What is needed here is an exact printout of the data, with no pictures included.
*** Begin section ***
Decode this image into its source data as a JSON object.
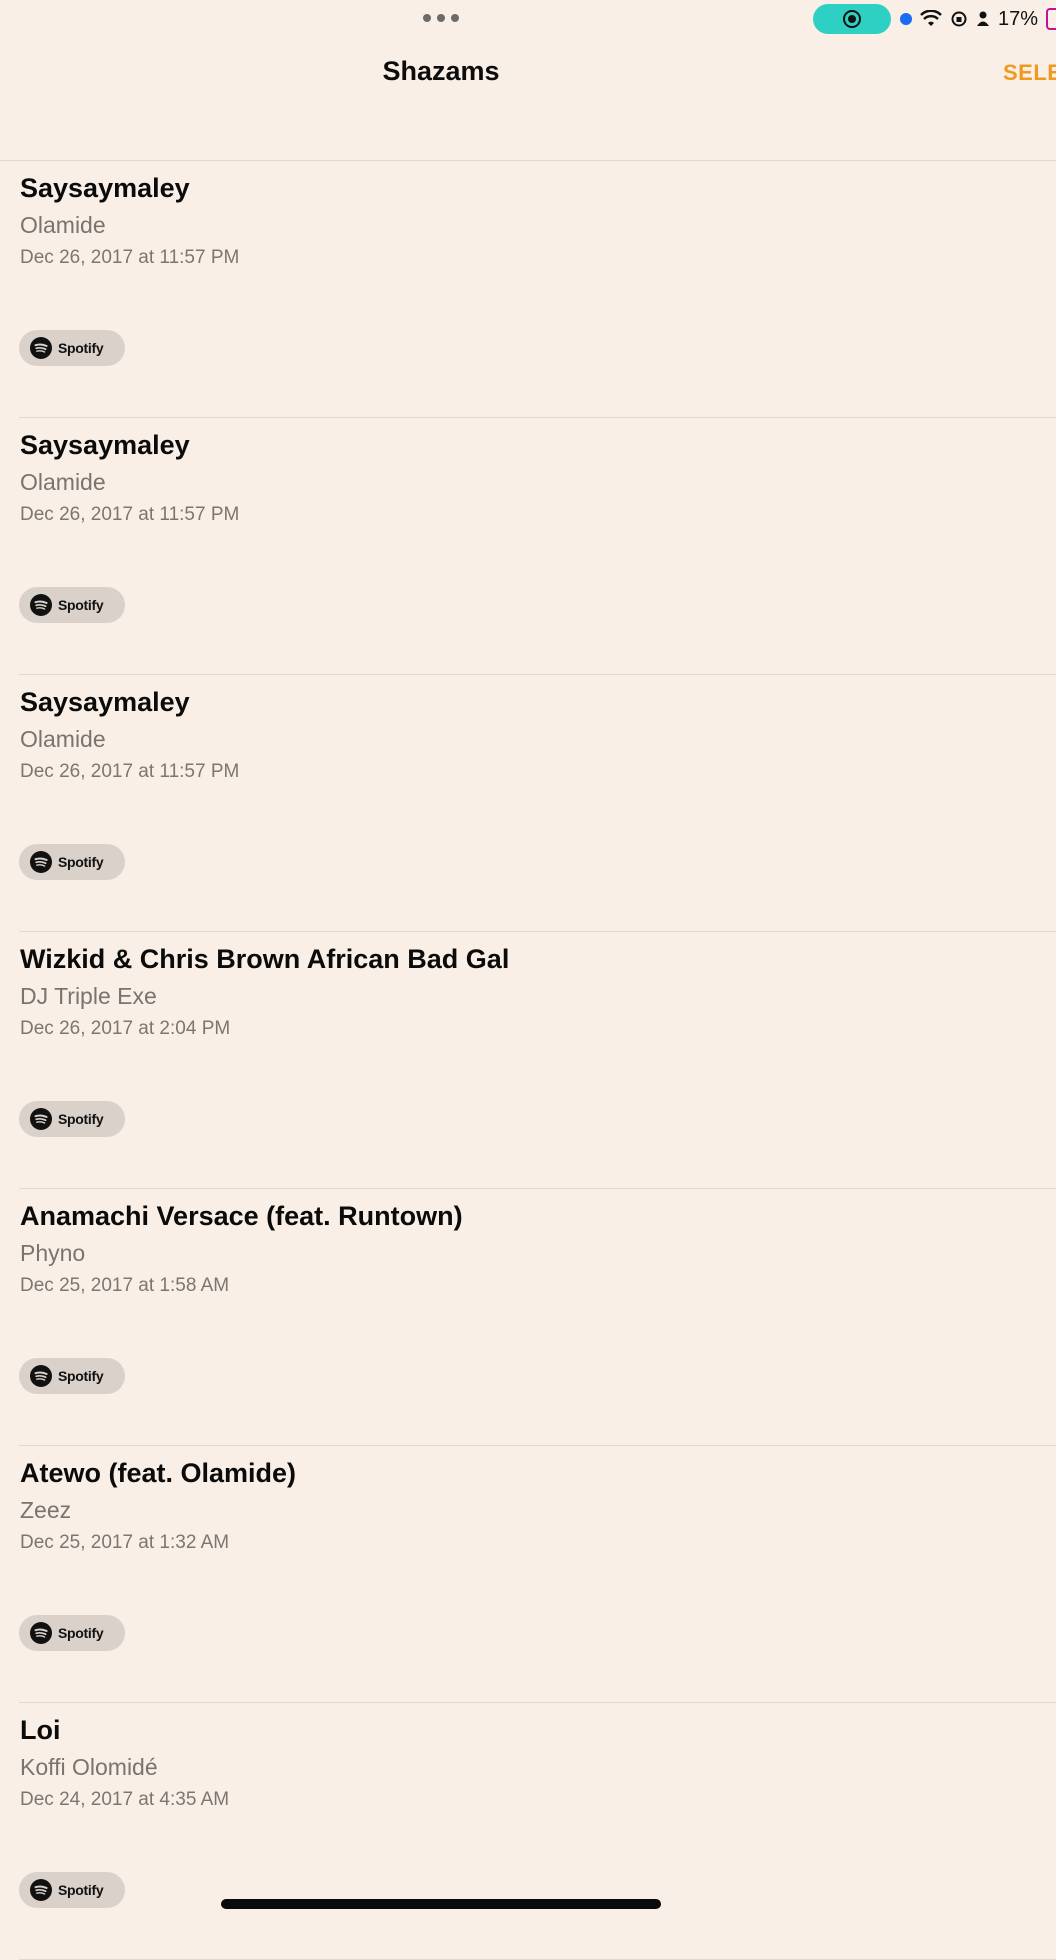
{
  "status_bar": {
    "battery_percent": "17%",
    "icons": [
      "more-dots-icon",
      "screen-record-icon",
      "location-dot-icon",
      "wifi-icon",
      "orientation-lock-icon",
      "person-icon",
      "battery-icon"
    ]
  },
  "nav": {
    "title": "Shazams",
    "select_label": "SELECT"
  },
  "items": [
    {
      "title": "Saysaymaley",
      "artist": "Olamide",
      "date": "Dec 26, 2017 at 11:57 PM",
      "service": "Spotify"
    },
    {
      "title": "Saysaymaley",
      "artist": "Olamide",
      "date": "Dec 26, 2017 at 11:57 PM",
      "service": "Spotify"
    },
    {
      "title": "Saysaymaley",
      "artist": "Olamide",
      "date": "Dec 26, 2017 at 11:57 PM",
      "service": "Spotify"
    },
    {
      "title": "Wizkid & Chris Brown African Bad Gal",
      "artist": "DJ Triple Exe",
      "date": "Dec 26, 2017 at 2:04 PM",
      "service": "Spotify"
    },
    {
      "title": "Anamachi Versace (feat. Runtown)",
      "artist": "Phyno",
      "date": "Dec 25, 2017 at 1:58 AM",
      "service": "Spotify"
    },
    {
      "title": "Atewo (feat. Olamide)",
      "artist": "Zeez",
      "date": "Dec 25, 2017 at 1:32 AM",
      "service": "Spotify"
    },
    {
      "title": "Loi",
      "artist": "Koffi Olomidé",
      "date": "Dec 24, 2017 at 4:35 AM",
      "service": "Spotify"
    }
  ],
  "colors": {
    "background": "#f9efe6",
    "accent": "#f09a1d",
    "record_pill": "#2fd0c4"
  }
}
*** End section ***
Response area
Decode this image into its source data as a JSON object.
{
  "status_bar": {
    "battery_percent": "17%",
    "icons": [
      "more-dots-icon",
      "screen-record-icon",
      "location-dot-icon",
      "wifi-icon",
      "orientation-lock-icon",
      "person-icon",
      "battery-icon"
    ]
  },
  "nav": {
    "title": "Shazams",
    "select_label": "SELECT"
  },
  "items": [
    {
      "title": "Saysaymaley",
      "artist": "Olamide",
      "date": "Dec 26, 2017 at 11:57 PM",
      "service": "Spotify"
    },
    {
      "title": "Saysaymaley",
      "artist": "Olamide",
      "date": "Dec 26, 2017 at 11:57 PM",
      "service": "Spotify"
    },
    {
      "title": "Saysaymaley",
      "artist": "Olamide",
      "date": "Dec 26, 2017 at 11:57 PM",
      "service": "Spotify"
    },
    {
      "title": "Wizkid & Chris Brown African Bad Gal",
      "artist": "DJ Triple Exe",
      "date": "Dec 26, 2017 at 2:04 PM",
      "service": "Spotify"
    },
    {
      "title": "Anamachi Versace (feat. Runtown)",
      "artist": "Phyno",
      "date": "Dec 25, 2017 at 1:58 AM",
      "service": "Spotify"
    },
    {
      "title": "Atewo (feat. Olamide)",
      "artist": "Zeez",
      "date": "Dec 25, 2017 at 1:32 AM",
      "service": "Spotify"
    },
    {
      "title": "Loi",
      "artist": "Koffi Olomidé",
      "date": "Dec 24, 2017 at 4:35 AM",
      "service": "Spotify"
    }
  ],
  "colors": {
    "background": "#f9efe6",
    "accent": "#f09a1d",
    "record_pill": "#2fd0c4"
  }
}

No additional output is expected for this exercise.